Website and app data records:

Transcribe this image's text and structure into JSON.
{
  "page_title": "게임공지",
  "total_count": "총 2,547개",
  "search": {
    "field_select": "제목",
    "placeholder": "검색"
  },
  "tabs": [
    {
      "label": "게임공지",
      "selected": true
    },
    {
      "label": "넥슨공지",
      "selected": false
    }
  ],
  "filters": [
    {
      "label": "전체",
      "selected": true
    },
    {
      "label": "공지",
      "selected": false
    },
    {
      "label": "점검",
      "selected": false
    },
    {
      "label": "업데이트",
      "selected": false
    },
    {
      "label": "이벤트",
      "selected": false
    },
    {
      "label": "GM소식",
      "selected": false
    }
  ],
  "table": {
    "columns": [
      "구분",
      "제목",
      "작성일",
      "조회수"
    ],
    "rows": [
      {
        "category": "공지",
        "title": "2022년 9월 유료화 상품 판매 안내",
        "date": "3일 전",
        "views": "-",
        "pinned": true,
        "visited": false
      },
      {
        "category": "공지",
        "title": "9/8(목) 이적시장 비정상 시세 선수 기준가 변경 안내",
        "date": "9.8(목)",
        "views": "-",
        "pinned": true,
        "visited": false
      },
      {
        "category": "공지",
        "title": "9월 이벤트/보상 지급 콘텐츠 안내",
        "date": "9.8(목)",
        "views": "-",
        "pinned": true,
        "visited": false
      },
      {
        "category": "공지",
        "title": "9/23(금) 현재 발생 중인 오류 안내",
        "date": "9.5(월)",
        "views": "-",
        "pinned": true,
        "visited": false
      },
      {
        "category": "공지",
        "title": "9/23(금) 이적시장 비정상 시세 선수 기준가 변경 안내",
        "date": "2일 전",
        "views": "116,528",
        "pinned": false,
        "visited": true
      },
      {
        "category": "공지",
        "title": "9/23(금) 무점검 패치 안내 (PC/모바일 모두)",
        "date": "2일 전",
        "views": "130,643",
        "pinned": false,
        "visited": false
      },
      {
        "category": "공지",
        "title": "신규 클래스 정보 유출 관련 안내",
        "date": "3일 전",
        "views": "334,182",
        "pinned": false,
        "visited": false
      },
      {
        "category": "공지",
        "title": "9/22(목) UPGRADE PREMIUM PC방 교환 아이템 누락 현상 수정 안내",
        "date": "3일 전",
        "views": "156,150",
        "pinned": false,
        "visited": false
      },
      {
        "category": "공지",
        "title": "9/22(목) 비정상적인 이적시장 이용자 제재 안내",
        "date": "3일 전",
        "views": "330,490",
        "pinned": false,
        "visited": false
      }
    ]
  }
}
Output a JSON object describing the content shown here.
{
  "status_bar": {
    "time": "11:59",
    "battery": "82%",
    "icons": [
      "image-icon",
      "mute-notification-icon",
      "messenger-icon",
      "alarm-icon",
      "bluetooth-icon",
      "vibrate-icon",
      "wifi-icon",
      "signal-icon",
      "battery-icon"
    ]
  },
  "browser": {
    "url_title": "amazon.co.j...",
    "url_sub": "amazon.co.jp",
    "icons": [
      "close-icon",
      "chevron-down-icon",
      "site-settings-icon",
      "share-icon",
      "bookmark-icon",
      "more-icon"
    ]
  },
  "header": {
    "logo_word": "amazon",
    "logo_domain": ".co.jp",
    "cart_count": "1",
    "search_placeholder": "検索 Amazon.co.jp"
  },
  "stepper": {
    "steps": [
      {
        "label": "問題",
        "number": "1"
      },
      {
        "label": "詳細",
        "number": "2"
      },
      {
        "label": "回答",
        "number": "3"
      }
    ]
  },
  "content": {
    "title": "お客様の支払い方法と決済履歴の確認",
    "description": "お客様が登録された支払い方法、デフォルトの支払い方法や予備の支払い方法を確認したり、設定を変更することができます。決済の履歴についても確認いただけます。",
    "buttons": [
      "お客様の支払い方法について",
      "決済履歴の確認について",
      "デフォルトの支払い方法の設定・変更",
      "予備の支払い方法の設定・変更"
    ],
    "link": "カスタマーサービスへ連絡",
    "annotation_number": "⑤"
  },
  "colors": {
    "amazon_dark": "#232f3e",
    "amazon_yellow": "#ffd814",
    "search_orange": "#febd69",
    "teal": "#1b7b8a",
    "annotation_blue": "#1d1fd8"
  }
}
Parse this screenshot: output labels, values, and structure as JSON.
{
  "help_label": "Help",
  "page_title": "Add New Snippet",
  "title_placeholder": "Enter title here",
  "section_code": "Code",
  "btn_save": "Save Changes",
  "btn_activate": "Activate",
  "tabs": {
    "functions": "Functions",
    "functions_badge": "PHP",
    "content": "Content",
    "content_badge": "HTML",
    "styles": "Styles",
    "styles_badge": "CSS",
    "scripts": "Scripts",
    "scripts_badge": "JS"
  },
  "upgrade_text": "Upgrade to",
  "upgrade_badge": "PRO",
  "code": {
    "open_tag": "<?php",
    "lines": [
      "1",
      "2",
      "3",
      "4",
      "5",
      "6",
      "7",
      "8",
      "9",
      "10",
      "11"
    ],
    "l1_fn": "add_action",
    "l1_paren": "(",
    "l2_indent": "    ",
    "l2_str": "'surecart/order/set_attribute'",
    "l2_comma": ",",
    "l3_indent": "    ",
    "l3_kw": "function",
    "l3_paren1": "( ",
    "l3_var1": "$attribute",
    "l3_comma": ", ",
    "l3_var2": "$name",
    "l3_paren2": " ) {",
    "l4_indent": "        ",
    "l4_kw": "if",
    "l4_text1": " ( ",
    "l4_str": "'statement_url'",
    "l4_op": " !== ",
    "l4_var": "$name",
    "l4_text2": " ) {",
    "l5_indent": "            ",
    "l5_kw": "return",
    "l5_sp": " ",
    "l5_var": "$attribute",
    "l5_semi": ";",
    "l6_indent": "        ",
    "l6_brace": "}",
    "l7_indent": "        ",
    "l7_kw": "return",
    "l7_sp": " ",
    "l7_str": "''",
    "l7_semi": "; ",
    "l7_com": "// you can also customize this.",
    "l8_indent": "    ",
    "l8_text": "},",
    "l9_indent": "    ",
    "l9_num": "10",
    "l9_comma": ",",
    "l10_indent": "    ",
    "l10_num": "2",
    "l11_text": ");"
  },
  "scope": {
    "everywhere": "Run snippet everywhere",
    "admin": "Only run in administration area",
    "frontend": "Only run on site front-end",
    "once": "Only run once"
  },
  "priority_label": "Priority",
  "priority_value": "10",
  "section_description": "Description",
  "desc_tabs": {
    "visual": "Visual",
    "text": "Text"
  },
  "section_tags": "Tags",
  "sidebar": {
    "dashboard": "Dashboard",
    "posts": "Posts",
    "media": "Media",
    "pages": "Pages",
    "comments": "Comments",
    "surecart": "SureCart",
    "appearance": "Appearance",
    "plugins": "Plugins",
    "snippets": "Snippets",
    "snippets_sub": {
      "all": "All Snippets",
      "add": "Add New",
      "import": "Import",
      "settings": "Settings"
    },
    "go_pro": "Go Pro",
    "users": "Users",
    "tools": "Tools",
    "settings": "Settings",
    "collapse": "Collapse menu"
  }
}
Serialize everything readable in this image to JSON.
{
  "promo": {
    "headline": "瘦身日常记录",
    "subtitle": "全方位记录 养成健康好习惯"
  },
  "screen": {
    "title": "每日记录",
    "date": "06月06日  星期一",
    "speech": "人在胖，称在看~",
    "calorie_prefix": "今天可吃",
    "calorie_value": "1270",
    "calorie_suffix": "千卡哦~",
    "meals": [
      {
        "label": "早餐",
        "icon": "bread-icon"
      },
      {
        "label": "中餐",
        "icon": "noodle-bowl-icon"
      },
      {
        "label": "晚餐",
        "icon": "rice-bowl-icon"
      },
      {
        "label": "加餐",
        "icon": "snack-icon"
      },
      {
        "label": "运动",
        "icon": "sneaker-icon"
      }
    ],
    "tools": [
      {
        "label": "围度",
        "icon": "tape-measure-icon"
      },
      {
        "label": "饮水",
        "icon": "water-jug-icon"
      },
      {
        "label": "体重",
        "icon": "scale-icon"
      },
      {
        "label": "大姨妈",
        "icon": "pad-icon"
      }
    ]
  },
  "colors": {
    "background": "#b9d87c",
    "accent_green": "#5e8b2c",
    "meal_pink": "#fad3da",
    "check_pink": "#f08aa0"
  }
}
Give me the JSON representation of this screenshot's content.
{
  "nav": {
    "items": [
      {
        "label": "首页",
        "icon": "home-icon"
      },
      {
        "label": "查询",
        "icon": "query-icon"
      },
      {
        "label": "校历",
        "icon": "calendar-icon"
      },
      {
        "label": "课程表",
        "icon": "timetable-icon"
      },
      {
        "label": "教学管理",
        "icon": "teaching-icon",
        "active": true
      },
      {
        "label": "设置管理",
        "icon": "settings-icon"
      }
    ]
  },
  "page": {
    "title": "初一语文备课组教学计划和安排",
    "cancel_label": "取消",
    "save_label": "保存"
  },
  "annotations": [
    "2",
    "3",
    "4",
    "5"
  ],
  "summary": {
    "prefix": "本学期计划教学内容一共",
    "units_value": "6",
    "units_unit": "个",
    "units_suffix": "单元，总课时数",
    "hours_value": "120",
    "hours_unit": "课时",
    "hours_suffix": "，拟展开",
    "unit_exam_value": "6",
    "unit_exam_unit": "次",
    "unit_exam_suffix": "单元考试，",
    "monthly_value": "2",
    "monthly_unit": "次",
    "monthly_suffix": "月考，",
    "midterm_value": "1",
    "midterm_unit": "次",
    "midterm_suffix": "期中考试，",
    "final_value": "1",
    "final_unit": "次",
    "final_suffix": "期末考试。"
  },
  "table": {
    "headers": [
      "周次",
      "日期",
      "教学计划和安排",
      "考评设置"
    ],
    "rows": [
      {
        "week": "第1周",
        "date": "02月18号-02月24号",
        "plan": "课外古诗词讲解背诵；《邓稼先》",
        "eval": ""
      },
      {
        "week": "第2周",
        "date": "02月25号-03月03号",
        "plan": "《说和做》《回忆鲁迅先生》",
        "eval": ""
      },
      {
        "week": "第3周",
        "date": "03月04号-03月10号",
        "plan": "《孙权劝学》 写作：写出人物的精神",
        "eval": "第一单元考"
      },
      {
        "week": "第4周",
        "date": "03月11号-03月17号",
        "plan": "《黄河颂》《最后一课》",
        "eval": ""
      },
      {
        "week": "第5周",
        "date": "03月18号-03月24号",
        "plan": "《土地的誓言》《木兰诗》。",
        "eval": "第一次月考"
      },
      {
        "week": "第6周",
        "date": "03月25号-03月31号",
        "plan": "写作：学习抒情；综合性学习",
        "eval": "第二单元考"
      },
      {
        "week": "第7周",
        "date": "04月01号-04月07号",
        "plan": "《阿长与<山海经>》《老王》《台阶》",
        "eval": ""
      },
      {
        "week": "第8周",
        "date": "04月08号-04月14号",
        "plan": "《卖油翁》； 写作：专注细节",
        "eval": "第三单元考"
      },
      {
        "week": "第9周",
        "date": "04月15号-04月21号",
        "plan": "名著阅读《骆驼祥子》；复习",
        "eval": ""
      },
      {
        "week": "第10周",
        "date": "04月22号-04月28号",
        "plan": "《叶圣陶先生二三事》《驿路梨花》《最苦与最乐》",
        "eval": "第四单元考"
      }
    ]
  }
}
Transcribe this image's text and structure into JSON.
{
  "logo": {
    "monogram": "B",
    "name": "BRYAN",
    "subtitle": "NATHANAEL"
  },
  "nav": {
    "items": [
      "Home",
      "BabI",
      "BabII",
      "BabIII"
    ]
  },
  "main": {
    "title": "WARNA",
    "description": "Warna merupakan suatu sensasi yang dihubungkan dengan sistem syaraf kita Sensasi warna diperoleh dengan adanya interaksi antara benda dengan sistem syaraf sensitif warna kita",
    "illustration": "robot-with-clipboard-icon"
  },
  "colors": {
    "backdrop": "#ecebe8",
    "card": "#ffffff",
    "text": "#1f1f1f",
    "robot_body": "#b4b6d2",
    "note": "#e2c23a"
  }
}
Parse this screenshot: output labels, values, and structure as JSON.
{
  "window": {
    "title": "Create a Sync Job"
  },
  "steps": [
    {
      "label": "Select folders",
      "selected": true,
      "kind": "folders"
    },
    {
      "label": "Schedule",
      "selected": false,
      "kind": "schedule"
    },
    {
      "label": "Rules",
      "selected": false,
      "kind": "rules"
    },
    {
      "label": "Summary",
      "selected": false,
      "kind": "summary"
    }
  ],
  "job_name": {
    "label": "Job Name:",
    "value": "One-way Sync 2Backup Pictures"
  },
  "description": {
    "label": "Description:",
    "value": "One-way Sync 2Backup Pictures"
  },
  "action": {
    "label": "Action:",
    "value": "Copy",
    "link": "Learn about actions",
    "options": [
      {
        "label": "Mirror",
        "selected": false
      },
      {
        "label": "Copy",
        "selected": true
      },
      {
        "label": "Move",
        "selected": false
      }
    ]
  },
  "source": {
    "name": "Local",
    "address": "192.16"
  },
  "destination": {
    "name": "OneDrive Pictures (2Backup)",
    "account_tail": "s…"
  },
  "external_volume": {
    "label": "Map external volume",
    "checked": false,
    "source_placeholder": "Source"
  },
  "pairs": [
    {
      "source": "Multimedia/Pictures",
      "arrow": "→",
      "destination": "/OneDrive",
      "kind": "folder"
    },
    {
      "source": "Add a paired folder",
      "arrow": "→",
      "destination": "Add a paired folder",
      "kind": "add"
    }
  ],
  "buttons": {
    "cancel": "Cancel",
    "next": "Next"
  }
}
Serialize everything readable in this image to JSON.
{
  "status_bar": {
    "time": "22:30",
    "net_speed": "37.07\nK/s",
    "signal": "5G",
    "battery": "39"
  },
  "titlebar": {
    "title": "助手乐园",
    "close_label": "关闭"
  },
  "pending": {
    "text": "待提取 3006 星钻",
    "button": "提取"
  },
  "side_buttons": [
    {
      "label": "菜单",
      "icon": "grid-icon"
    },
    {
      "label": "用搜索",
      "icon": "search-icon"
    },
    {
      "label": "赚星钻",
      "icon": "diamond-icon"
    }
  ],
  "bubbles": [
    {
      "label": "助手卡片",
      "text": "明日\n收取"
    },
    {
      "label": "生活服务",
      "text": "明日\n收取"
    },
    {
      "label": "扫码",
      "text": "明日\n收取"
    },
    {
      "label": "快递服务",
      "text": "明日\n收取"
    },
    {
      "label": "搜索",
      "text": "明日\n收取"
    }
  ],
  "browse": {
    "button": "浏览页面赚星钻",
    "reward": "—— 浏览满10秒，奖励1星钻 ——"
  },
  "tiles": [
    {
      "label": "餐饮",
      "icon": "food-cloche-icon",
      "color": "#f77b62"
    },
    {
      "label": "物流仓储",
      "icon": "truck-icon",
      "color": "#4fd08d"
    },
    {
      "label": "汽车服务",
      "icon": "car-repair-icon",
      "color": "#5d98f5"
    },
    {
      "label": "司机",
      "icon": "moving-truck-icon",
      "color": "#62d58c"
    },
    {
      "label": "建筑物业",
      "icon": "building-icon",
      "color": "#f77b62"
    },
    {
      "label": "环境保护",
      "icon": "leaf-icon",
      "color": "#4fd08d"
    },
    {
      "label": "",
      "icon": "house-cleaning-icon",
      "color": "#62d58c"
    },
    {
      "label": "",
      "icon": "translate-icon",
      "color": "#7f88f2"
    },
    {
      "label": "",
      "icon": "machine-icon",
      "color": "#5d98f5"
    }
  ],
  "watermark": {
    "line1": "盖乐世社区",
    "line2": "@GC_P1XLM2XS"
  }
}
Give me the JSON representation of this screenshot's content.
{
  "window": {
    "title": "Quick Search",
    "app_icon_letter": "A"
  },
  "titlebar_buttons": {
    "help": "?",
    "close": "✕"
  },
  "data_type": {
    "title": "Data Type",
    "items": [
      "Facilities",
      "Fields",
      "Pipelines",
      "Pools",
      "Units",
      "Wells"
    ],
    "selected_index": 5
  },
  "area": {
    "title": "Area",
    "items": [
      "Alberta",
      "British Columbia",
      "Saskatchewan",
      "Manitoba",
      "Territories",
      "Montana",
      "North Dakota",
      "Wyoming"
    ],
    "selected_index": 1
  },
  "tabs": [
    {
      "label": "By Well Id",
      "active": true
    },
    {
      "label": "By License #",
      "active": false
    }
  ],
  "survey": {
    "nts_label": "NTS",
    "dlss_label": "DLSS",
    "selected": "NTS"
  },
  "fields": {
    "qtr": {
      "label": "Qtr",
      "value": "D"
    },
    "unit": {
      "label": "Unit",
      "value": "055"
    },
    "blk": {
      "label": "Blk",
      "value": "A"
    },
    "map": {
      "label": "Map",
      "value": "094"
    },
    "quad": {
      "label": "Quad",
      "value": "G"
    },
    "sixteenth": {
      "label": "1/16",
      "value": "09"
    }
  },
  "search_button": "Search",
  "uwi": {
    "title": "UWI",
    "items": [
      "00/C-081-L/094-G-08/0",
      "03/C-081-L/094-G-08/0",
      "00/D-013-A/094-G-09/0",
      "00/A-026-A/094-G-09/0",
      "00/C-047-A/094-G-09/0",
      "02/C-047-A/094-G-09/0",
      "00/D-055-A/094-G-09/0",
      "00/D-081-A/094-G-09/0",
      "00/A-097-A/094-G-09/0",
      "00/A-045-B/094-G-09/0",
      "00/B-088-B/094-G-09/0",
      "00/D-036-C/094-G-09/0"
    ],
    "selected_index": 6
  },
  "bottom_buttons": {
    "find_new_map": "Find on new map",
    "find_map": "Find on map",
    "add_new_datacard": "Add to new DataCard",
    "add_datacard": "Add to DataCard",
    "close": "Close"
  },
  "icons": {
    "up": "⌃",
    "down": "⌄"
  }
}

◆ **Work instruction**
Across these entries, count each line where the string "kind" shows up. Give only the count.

◆ **Solved exercise**
6